Trustees will need to discuss with their advisers how some of the tricky issues can be dealt with pragmatically. We have listed below examples of some of the common issues that trustees will need to consider (although this is not an exhaustive list).

  • Gaps in historical records which make it impracticable (or impossible) to identify and address all of the top-ups that may be payable from their scheme.
  • Where the former member cannot be traced, or does not engage with the trustees.
  • Where the scheme has a complex history involving multiple mergers and restructurings, making the “in scope” member population difficult to assess.
  • As we noted in a previous blog in this series, additional difficulties arise in respect of individual non-statutory transfers, as Lloyds 3 indicates that trustees are not automatically obliged to pay top-ups in respect of these transfers, without further intervention by the courts.
  • Cases where a top-up is payable to a former member who has since died, or where there is no suitable receiving arrangement that is able and willing to receive the top-up.

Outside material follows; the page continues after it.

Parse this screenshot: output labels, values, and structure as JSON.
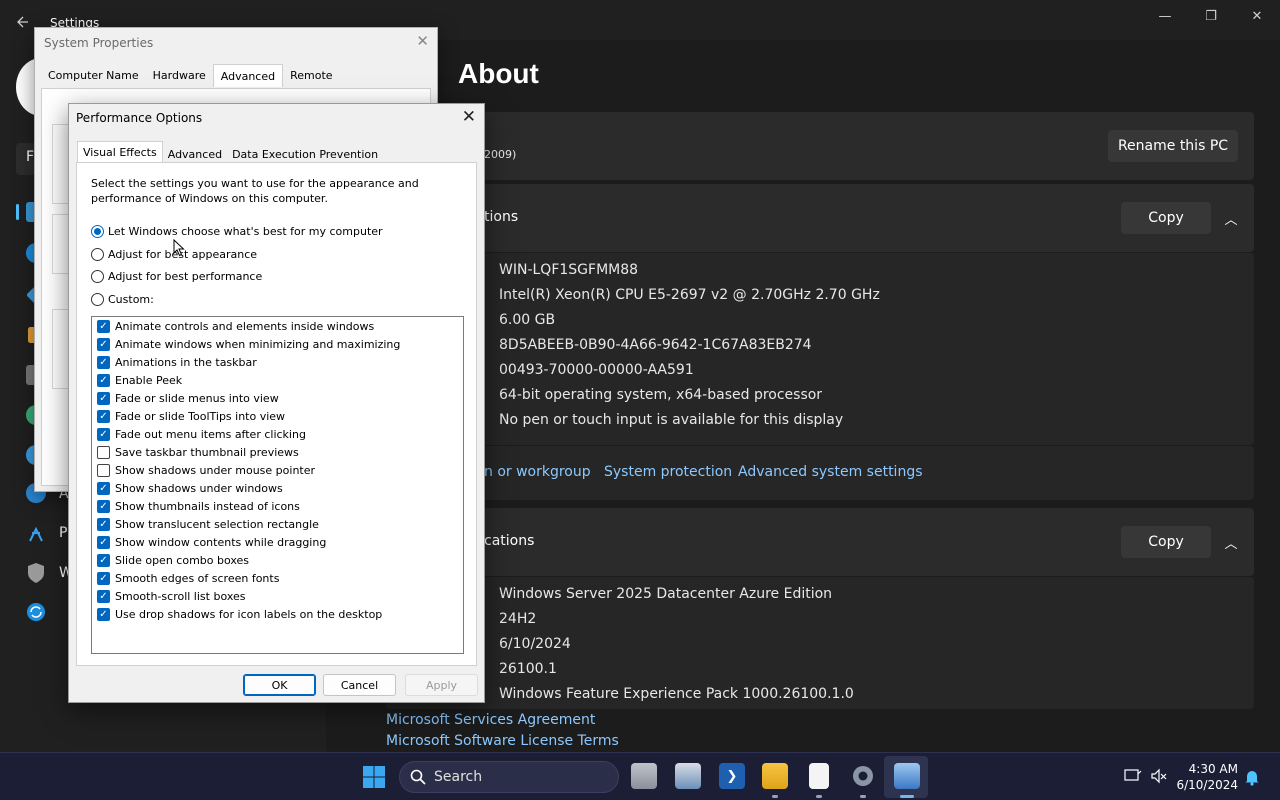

When securing benefits with an annuity provider, it seems unlikely that trustees will benefit from a statutory discharge in respect of liabilities to pay GMP equalisation top-ups that they have been unable to distribute to the relevant beneficiaries. It also seems unlikely that publishing statutory “section 27” notices will provide protection against any claims arising post-buy-out (even where the historical records are hazy), because statutory notices do not provide protection against so-called “known unknowns”.

Given the lack of statutory protection available, the insurance industry is therefore likely to play a significant role in providing protection for trustees against GMP equalisation-related claims following termination of a pension scheme. Over time, a consensus may be reached on the minimum standards that will be expected of trustees in order to obtain all-risks cover in respect of GMP equalisation, but at this point trustees’ obligations are unclear. In cases where a top-up is, or may be, due but has not been paid at the point of termination, will it be sufficient for the trustees to disclose the existence of the possible claim? Or will insurers expect them to have taken measures to arrange payment before cover will be provided?

Even in cases where the prospect of buy-out is a distant goal, when developing their GMP equalisation strategy, there are some steps trustees can take to help ensure that, when their scheme reaches buy-out, they can obtain the insurance cover they need without disproportionate cost. Bumps in the road to buy-out can be made smoother by:

  • Identifying all of the possible categories of claimant who may potentially be entitled to a GMP equalisation top-up. This includes not only current members, but former members who have taken a transfer value or full-commutation lump sum. Is the scheme liable to pay top-ups in respect of any bulk transfers paid to another pension scheme? What about GMP equalisation liabilities that the scheme has inherited as a result of historical scheme mergers?
  • Establishing what records are available in respect of the potential beneficiaries. What steps have been taken, or will be taken, to fill any data gaps?
  • Keeping accurate records of the steps taken to contact and trace beneficiaries to let them know about their entitlement.
  • Ensuring that there is an accurate paper trail setting out the methods and assumptions used to calculate and pay top-ups and to address any practical difficulties that the trustees have encountered in their GMP equalisation projects.

In practice, GMP equalisation is a project to be tackled in stages, and your advisers can help you prioritise the various work-streams. It may be tempting to address only the more straightforward issues now, but be careful not to leave the other issues in the “too difficult” pile for too long, else you might risk GMP equalisation derailing your long-term journey plan.